## AIM OF THE EXERCISE:
For every line in the records below that holds "JSON", make a copy.

## GIVEN RECORDS:
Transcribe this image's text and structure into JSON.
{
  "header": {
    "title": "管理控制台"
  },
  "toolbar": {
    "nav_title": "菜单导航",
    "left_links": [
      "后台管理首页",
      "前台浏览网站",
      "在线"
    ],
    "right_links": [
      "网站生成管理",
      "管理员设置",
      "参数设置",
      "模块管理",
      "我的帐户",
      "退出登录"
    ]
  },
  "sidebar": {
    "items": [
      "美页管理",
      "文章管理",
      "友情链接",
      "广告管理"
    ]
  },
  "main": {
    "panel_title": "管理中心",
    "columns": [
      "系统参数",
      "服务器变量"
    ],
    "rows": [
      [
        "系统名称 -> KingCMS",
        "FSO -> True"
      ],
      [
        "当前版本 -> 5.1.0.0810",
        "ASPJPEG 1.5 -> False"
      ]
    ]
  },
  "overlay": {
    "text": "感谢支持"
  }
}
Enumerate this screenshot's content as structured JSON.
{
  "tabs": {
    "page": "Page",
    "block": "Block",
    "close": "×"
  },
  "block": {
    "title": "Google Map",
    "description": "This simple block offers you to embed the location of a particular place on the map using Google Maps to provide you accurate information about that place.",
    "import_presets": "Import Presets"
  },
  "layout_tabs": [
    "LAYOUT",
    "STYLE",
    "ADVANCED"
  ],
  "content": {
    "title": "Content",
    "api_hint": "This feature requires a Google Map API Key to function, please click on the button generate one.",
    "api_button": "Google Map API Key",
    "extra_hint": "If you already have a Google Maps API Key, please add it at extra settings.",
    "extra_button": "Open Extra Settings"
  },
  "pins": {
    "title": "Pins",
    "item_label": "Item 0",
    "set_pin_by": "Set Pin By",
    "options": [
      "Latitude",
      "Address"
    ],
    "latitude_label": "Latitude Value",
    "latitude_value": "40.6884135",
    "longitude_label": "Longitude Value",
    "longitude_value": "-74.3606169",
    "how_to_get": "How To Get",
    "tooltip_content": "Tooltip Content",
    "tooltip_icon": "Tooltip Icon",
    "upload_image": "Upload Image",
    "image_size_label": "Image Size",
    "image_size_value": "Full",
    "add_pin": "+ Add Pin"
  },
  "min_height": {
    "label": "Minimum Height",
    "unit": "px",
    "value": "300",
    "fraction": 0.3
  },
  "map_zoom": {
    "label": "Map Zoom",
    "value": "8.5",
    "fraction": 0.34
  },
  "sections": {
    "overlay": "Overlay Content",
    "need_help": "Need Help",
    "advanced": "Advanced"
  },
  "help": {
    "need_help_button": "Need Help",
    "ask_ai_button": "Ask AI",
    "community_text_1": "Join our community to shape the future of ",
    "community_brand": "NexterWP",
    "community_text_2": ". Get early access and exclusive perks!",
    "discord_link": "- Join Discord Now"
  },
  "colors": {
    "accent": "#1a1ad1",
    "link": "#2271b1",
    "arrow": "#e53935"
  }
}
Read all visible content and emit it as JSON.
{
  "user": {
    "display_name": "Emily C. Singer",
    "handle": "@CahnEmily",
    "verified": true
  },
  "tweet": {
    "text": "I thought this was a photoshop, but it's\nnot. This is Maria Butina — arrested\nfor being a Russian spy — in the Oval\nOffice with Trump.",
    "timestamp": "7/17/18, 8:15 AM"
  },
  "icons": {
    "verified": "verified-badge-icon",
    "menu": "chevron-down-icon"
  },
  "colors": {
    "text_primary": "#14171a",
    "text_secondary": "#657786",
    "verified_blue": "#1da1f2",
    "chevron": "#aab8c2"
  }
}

## EXERCISE SOLUTION:
Transcribe this image's text and structure into JSON.
Enumerate this screenshot's content as structured JSON.
Read all visible content and emit it as JSON.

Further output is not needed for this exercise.